Day 37: The future is no place to place your better days

I’m thankful for the weekend that just passed. For how it churned together several affirming moments and put so many different, disconnected pieces of my life together. I’m so thankful for the many reality checks it presented, the thumping steady beat of truths I knew to be true, but that I needed to experience in order to believe.

I’m thankful for my friends. The entire diverse lot of them, and how we miraculously converged, rallied together this past weekend.

I’m thankful for uninterrupted the access to a great gym. The opportunity to keep working out. I’m thankful for the many people who have contributed to my approach to strength training, because I know it’s a large reason I was able to make it through the walk, and how quickly I have recovered and bounced back.

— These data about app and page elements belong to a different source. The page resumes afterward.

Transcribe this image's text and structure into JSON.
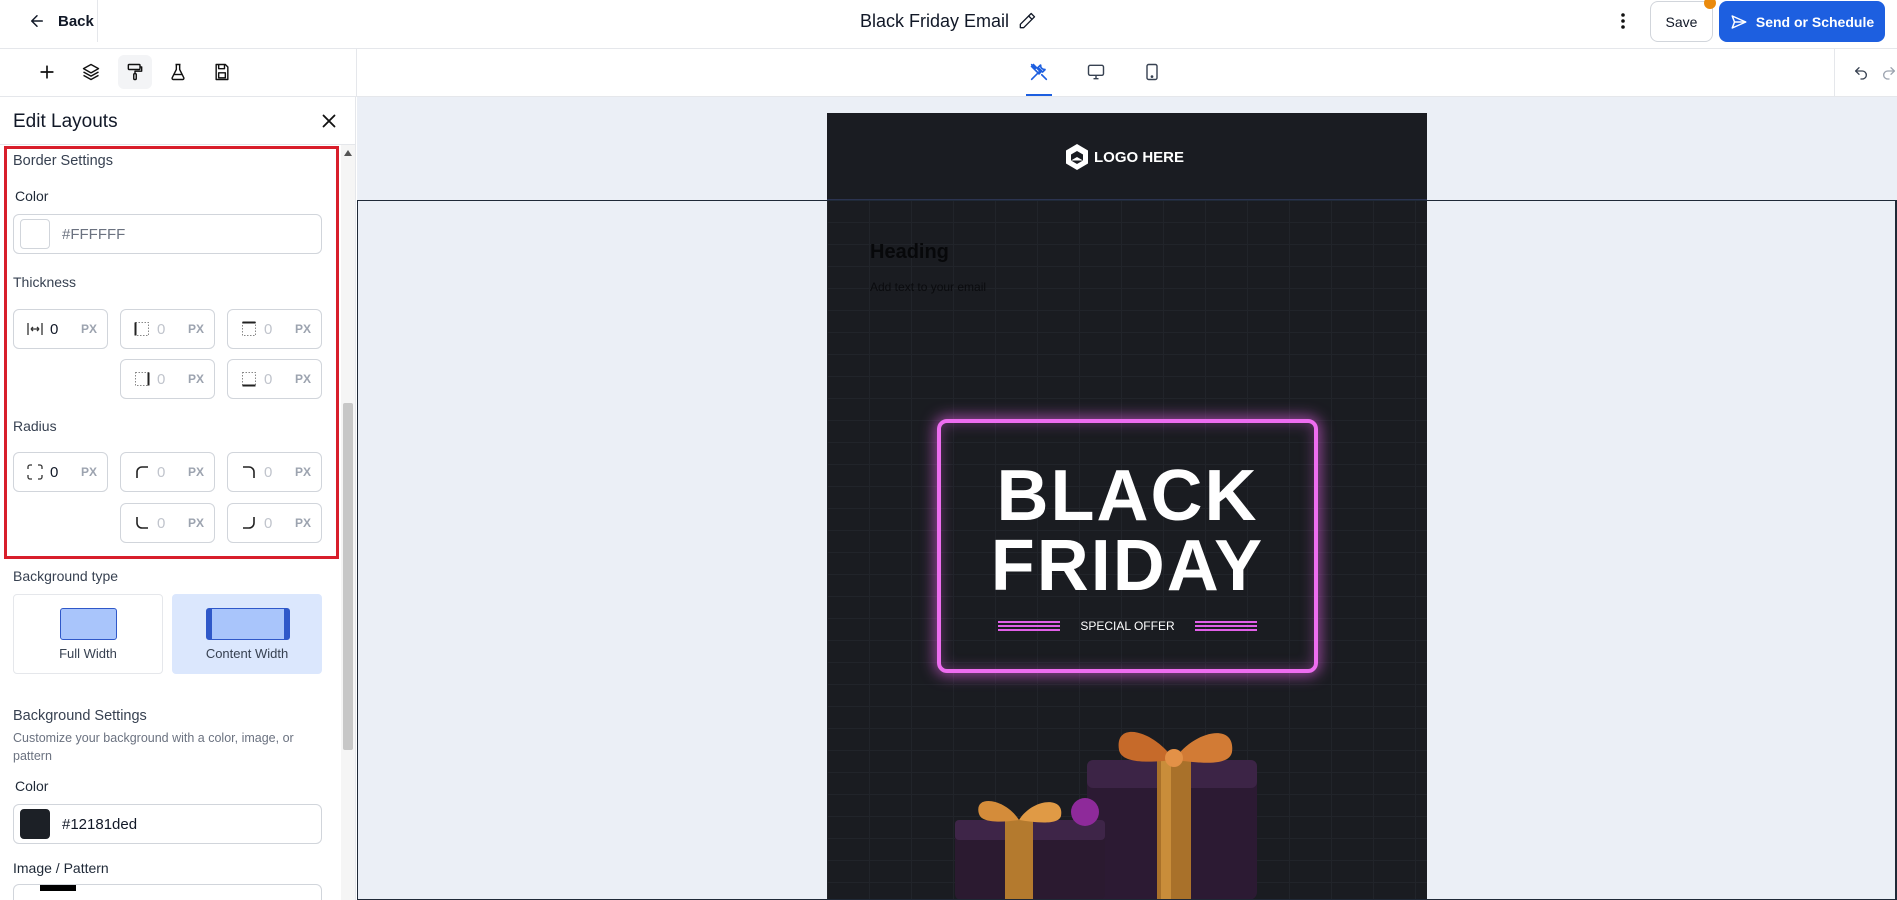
{
  "topbar": {
    "back_label": "Back",
    "title": "Black Friday Email",
    "save_label": "Save",
    "send_label": "Send or Schedule"
  },
  "toolbar": {
    "tools": [
      "add-icon",
      "layers-icon",
      "paint-roller-icon",
      "flask-icon",
      "save-template-icon"
    ],
    "active_tool": "paint-roller-icon",
    "devices": [
      "design-tools-icon",
      "desktop-icon",
      "mobile-icon"
    ],
    "active_device": "design-tools-icon"
  },
  "panel": {
    "title": "Edit Layouts",
    "border_settings": {
      "heading": "Border Settings",
      "color_label": "Color",
      "color_value": "#FFFFFF",
      "thickness_label": "Thickness",
      "thickness": {
        "all": "0",
        "left": "0",
        "top": "0",
        "right": "0",
        "bottom": "0",
        "unit": "PX"
      },
      "radius_label": "Radius",
      "radius": {
        "all": "0",
        "top_left": "0",
        "top_right": "0",
        "bottom_left": "0",
        "bottom_right": "0",
        "unit": "PX"
      }
    },
    "background_type": {
      "heading": "Background type",
      "options": [
        "Full Width",
        "Content Width"
      ],
      "selected": "Content Width"
    },
    "background_settings": {
      "heading": "Background Settings",
      "description": "Customize your background with a color, image, or pattern",
      "color_label": "Color",
      "color_value": "#12181ded",
      "swatch_color": "#1c2026",
      "image_label": "Image / Pattern"
    }
  },
  "email": {
    "logo_text": "LOGO HERE",
    "heading": "Heading",
    "body_text": "Add text to your email",
    "banner_line1": "BLACK",
    "banner_line2": "FRIDAY",
    "banner_offer": "SPECIAL OFFER"
  },
  "colors": {
    "accent": "#1d5fe0",
    "highlight": "#d81e2b",
    "neon": "#ee6df0",
    "email_bg": "#1c1e24",
    "canvas_bg": "#ebeff6"
  }
}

I’m thankful for VC. Again and again, the man surprises me in big and small ways. The more I find myself abandoning the chase to find sides of him I want to see, but aren’t really there, the more he surprises me with other facets I need to see more. I’m so grateful for his kindness, generosity and patience.

For his unending support, his ridiculous faith. For his rock solid presence, cheering me on in whatever I choose to do, and how he always has my back, should I happen to falter. And I am eternally grateful for his perpetual, blind confidence in my capabilities.

I’m thankful for the number of opportunities to meet people to discuss work. Even as I get incredibly frustrated at the slow pace at which the conversations seem to move, or how long it takes for something concrete to materialise, the truth is I feel lucky to have so many people willing to open up opportunities to meet with us and have a chat about the possibilities of working together. I’m thankful for the places these meetings take me to. I’m thankful for the second shot at dressing for work. I’m thankful for the purpose it brings to my days.